A new study published in the Journal of Psychology examined how psychological abuse and jealousy might present in two different forms of narcissism – grandiose and vulnerable. The former exhibits what you'd typically consider narcissistic behaviour – arrogance, entitlement, and self-centredness. The latter has an equally inflated ego but tends to be "timid, embarrassed, and anxious, with a frail self-esteem that is influenced and regulated by the responses of others," according to the researchers. Subtle, but insidious.
Researchers surveyed 473 people in stable relationships to assess their personalities, behaviours toward their partners, and levels of romantic jealousy. They found that both forms of narcissism are linked to psychological abuse, but in different ways. While grandiose narcissism was directly associated with obviously psychological abuse while vulnerable narcissism was linked only indirectly through romantic jealously.
"These results can be understood by taking into consideration previous studies, which have highlighted that vulnerable narcissists experience high anxiety within interpersonal relationships, are highly sensitive to separation signals, and feel greater distress at the time of separation," the researchers state. "These individual characteristics, in turn, could reflect higher vigilance to potential threats to their own romantic relationships, consequently increasing their jealousy feelings."

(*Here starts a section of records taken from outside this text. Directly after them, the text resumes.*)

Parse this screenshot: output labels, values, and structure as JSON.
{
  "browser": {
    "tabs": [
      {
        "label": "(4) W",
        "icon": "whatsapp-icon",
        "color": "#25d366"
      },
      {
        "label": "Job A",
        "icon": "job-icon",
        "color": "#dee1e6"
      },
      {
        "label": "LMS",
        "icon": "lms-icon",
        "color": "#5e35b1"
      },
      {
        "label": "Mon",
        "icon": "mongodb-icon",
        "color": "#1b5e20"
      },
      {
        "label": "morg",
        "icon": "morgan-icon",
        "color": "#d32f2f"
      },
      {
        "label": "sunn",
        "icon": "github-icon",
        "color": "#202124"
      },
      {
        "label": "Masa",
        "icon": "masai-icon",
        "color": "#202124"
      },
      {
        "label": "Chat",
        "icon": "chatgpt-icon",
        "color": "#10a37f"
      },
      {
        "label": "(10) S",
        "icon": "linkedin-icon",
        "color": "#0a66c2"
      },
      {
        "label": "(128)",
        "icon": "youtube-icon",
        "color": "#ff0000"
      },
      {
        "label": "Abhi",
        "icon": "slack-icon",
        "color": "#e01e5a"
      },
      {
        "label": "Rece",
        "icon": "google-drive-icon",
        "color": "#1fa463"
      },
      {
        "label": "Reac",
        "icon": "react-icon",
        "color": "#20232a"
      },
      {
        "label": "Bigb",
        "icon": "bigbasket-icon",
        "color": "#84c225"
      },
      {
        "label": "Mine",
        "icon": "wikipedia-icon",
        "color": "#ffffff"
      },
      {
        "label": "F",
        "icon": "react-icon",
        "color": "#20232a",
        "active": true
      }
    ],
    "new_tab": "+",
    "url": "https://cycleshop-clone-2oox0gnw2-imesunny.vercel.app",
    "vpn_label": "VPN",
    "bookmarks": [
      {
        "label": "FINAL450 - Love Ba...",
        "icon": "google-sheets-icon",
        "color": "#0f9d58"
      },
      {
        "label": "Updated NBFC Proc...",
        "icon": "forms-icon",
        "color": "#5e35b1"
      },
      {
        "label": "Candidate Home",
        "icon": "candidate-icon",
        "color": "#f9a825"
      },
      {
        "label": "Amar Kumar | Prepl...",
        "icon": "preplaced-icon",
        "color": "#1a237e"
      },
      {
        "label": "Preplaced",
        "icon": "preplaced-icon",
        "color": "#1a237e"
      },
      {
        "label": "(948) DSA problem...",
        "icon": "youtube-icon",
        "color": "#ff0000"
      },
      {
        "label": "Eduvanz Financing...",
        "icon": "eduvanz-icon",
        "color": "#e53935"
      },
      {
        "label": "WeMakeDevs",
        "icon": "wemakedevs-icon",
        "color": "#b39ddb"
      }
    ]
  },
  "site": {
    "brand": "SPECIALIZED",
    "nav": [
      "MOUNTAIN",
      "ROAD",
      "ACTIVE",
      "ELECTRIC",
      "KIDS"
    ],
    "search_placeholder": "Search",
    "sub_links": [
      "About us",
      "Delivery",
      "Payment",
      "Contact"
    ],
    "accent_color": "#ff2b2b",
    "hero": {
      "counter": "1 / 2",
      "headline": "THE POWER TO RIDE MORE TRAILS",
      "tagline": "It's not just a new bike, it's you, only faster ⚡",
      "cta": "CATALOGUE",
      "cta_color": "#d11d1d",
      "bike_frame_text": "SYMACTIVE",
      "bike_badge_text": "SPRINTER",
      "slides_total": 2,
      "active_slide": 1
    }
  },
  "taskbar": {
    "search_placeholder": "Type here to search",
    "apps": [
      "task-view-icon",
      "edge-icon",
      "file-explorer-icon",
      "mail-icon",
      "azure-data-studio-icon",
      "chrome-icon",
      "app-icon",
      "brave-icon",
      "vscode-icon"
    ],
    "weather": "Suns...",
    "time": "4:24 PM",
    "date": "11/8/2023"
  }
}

Of course not everyone who gets jealous in relationship are narcissists (some argue it's an inherited response with evolutionary roots) but it could be a factor to be cautious of. Especially if you've noticed any of these other nine signs you're dealing with a narcissist.